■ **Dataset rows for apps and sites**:

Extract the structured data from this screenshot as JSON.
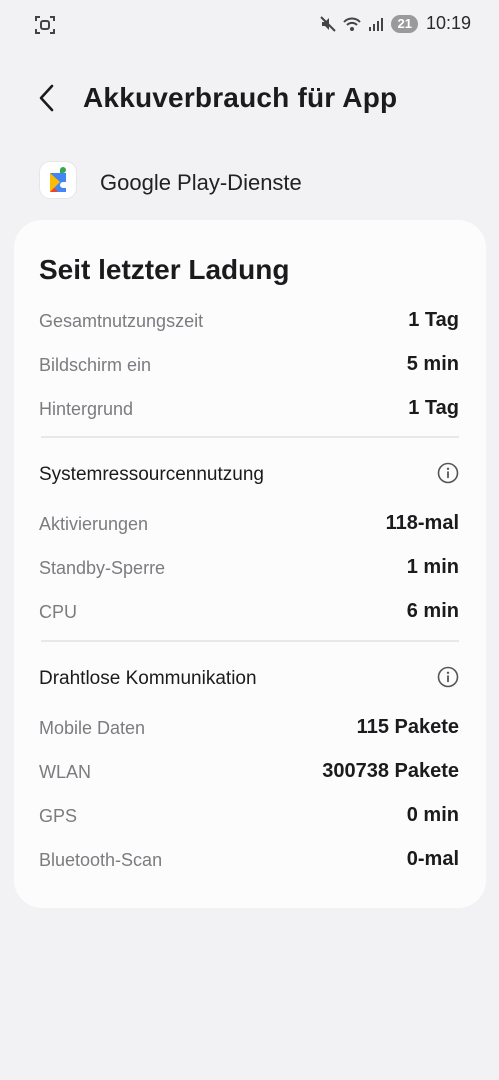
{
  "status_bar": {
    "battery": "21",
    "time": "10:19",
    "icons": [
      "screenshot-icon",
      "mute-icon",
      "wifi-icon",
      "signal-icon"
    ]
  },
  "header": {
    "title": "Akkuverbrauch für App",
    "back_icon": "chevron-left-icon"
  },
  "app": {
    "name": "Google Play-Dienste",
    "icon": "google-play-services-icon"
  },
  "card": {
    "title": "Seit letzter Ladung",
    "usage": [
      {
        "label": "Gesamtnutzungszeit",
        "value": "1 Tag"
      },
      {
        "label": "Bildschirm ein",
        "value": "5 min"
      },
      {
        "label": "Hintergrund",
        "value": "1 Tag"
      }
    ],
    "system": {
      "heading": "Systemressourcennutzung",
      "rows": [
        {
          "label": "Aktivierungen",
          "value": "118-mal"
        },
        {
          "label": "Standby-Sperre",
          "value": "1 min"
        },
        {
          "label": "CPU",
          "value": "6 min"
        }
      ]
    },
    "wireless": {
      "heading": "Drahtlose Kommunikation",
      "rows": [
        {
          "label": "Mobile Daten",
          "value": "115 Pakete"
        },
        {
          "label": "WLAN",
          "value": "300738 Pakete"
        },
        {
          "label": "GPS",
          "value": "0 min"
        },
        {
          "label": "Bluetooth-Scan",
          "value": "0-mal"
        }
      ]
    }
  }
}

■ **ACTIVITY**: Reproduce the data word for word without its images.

■ **RESPONSE**:
Extract the structured data from this screenshot as JSON.
{
  "status_bar": {
    "battery": "21",
    "time": "10:19",
    "icons": [
      "screenshot-icon",
      "mute-icon",
      "wifi-icon",
      "signal-icon"
    ]
  },
  "header": {
    "title": "Akkuverbrauch für App",
    "back_icon": "chevron-left-icon"
  },
  "app": {
    "name": "Google Play-Dienste",
    "icon": "google-play-services-icon"
  },
  "card": {
    "title": "Seit letzter Ladung",
    "usage": [
      {
        "label": "Gesamtnutzungszeit",
        "value": "1 Tag"
      },
      {
        "label": "Bildschirm ein",
        "value": "5 min"
      },
      {
        "label": "Hintergrund",
        "value": "1 Tag"
      }
    ],
    "system": {
      "heading": "Systemressourcennutzung",
      "rows": [
        {
          "label": "Aktivierungen",
          "value": "118-mal"
        },
        {
          "label": "Standby-Sperre",
          "value": "1 min"
        },
        {
          "label": "CPU",
          "value": "6 min"
        }
      ]
    },
    "wireless": {
      "heading": "Drahtlose Kommunikation",
      "rows": [
        {
          "label": "Mobile Daten",
          "value": "115 Pakete"
        },
        {
          "label": "WLAN",
          "value": "300738 Pakete"
        },
        {
          "label": "GPS",
          "value": "0 min"
        },
        {
          "label": "Bluetooth-Scan",
          "value": "0-mal"
        }
      ]
    }
  }
}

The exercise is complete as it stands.